Among these entries, count the lines containing the word "check" and answer with only the number.

------ DATA EXCERPTS ------

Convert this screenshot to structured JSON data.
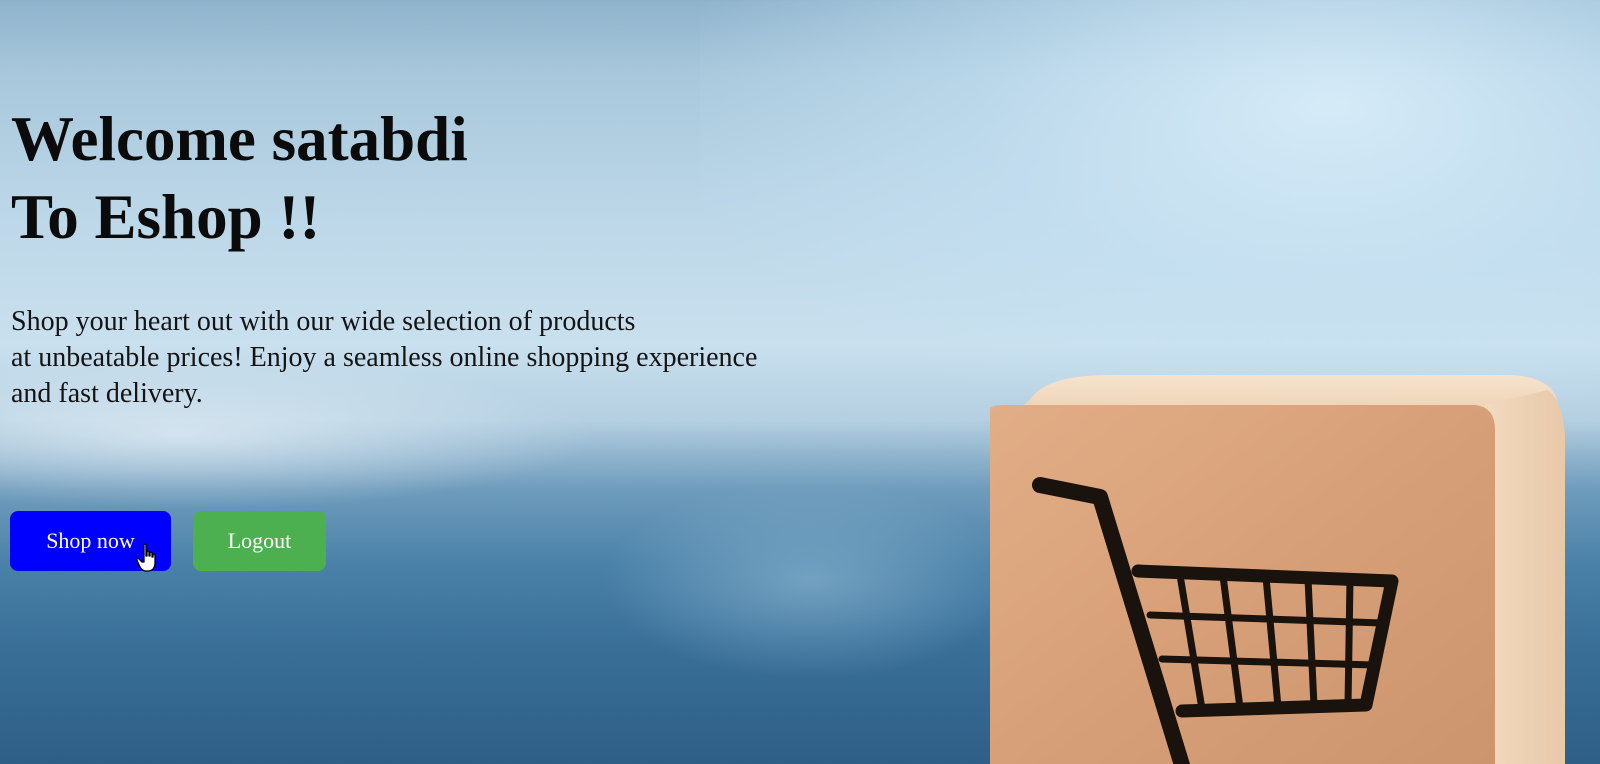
{
  "hero": {
    "title_line1": "Welcome satabdi",
    "title_line2": "To Eshop !!",
    "desc_line1": "Shop your heart out with our wide selection of products",
    "desc_line2": "at unbeatable prices! Enjoy a seamless online shopping experience",
    "desc_line3": "and fast delivery."
  },
  "buttons": {
    "shop_now": "Shop now",
    "logout": "Logout"
  },
  "colors": {
    "shop_button": "#0000ff",
    "logout_button": "#4caf50",
    "block_wood": "#d8a27a"
  },
  "icons": {
    "cursor": "hand-pointer-icon",
    "block": "shopping-cart-icon"
  }
}
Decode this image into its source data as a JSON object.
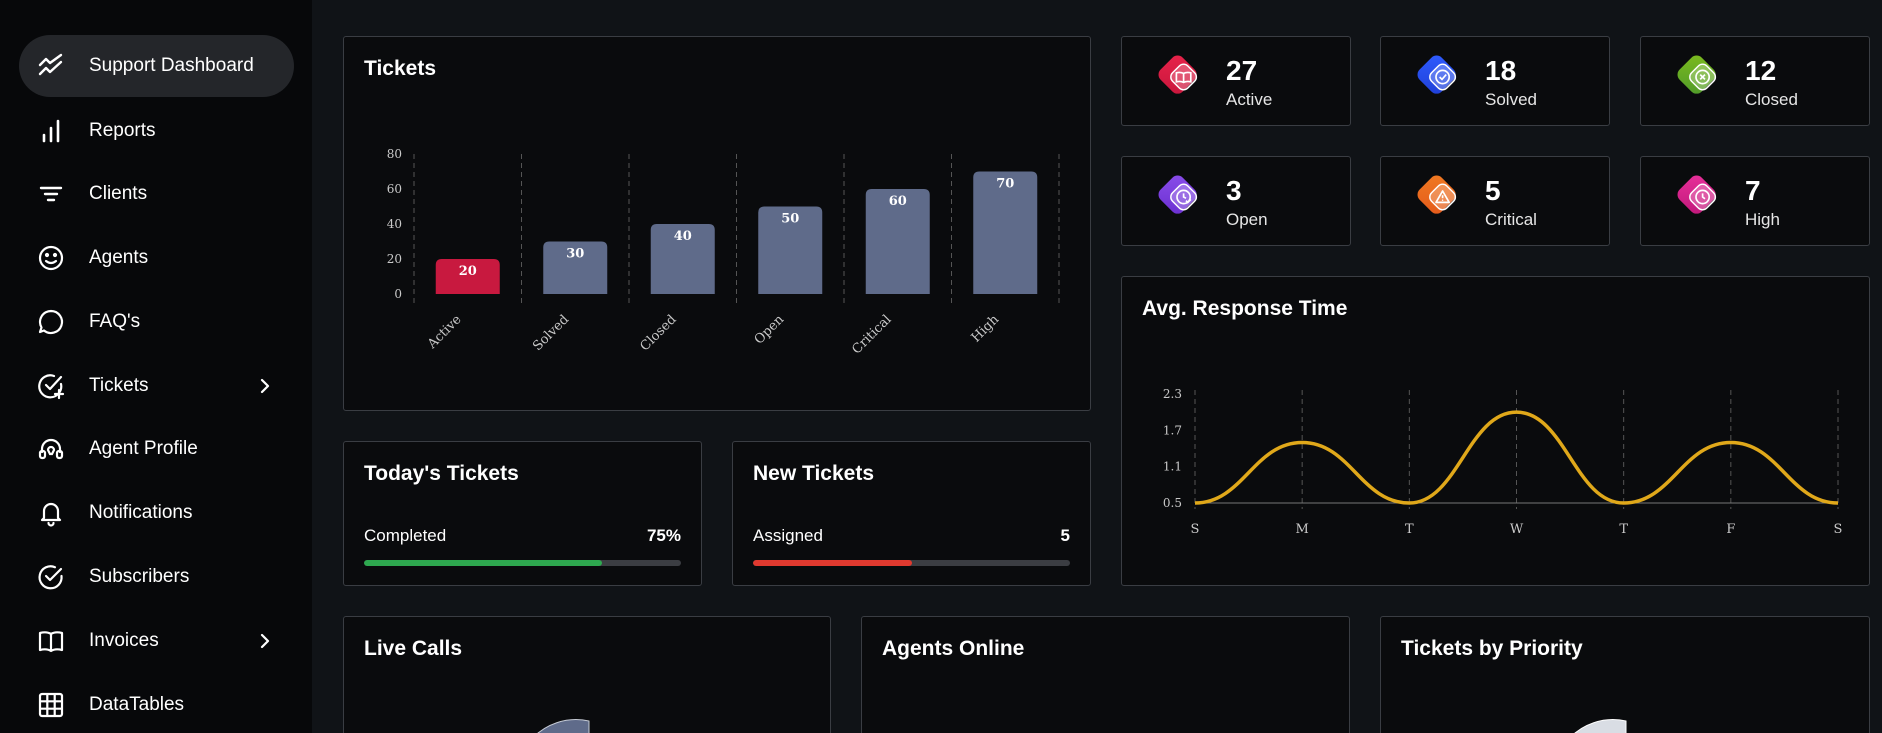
{
  "sidebar": {
    "items": [
      {
        "label": "Support Dashboard",
        "icon": "trending-icon",
        "active": true
      },
      {
        "label": "Reports",
        "icon": "bar-chart-icon"
      },
      {
        "label": "Clients",
        "icon": "filter-icon"
      },
      {
        "label": "Agents",
        "icon": "smiley-icon"
      },
      {
        "label": "FAQ's",
        "icon": "chat-bubble-icon"
      },
      {
        "label": "Tickets",
        "icon": "check-circle-plus-icon",
        "has_submenu": true
      },
      {
        "label": "Agent Profile",
        "icon": "headset-icon"
      },
      {
        "label": "Notifications",
        "icon": "bell-icon"
      },
      {
        "label": "Subscribers",
        "icon": "check-circle-icon"
      },
      {
        "label": "Invoices",
        "icon": "book-icon",
        "has_submenu": true
      },
      {
        "label": "DataTables",
        "icon": "grid-icon"
      }
    ]
  },
  "tickets_chart": {
    "title": "Tickets"
  },
  "stats": [
    {
      "value": "27",
      "label": "Active",
      "icon": "book-icon",
      "colors": [
        "#e8234a",
        "#c8163c"
      ]
    },
    {
      "value": "18",
      "label": "Solved",
      "icon": "check-circle-icon",
      "colors": [
        "#2f5cff",
        "#1f3fd6"
      ]
    },
    {
      "value": "12",
      "label": "Closed",
      "icon": "x-circle-icon",
      "colors": [
        "#7dbb1e",
        "#4f9a2a"
      ]
    },
    {
      "value": "3",
      "label": "Open",
      "icon": "clock-check-icon",
      "colors": [
        "#8a4dea",
        "#6a2fd0"
      ]
    },
    {
      "value": "5",
      "label": "Critical",
      "icon": "warning-icon",
      "colors": [
        "#f07a22",
        "#e45a1b"
      ]
    },
    {
      "value": "7",
      "label": "High",
      "icon": "clock-icon",
      "colors": [
        "#e8309a",
        "#c0187a"
      ]
    }
  ],
  "today_tickets": {
    "title": "Today's Tickets",
    "label": "Completed",
    "value": "75%",
    "fraction": 0.75,
    "color": "#2ea84f"
  },
  "new_tickets": {
    "title": "New Tickets",
    "label": "Assigned",
    "value": "5",
    "fraction": 0.5,
    "color": "#e0392f"
  },
  "response_chart": {
    "title": "Avg. Response Time"
  },
  "bottom_cards": {
    "live_calls": "Live Calls",
    "agents_online": "Agents Online",
    "tickets_by_priority": "Tickets by Priority"
  },
  "colors": {
    "accent_red": "#c8193f",
    "bar": "#5f6b8a",
    "line": "#e0a81a"
  },
  "chart_data": [
    {
      "type": "bar",
      "title": "Tickets",
      "categories": [
        "Active",
        "Solved",
        "Closed",
        "Open",
        "Critical",
        "High"
      ],
      "values": [
        20,
        30,
        40,
        50,
        60,
        70
      ],
      "yticks": [
        "0",
        "20",
        "40",
        "60",
        "80"
      ],
      "ylim": [
        0,
        80
      ],
      "grid": true
    },
    {
      "type": "line",
      "title": "Avg. Response Time",
      "x": [
        "S",
        "M",
        "T",
        "W",
        "T",
        "F",
        "S"
      ],
      "series": [
        {
          "values": [
            0.5,
            1.5,
            0.5,
            2.0,
            0.5,
            1.5,
            0.5
          ]
        }
      ],
      "yticks": [
        "0.5",
        "1.1",
        "1.7",
        "2.3"
      ],
      "ylim": [
        0.5,
        2.3
      ],
      "grid": true
    }
  ]
}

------

- WRITTEN ANSWER
4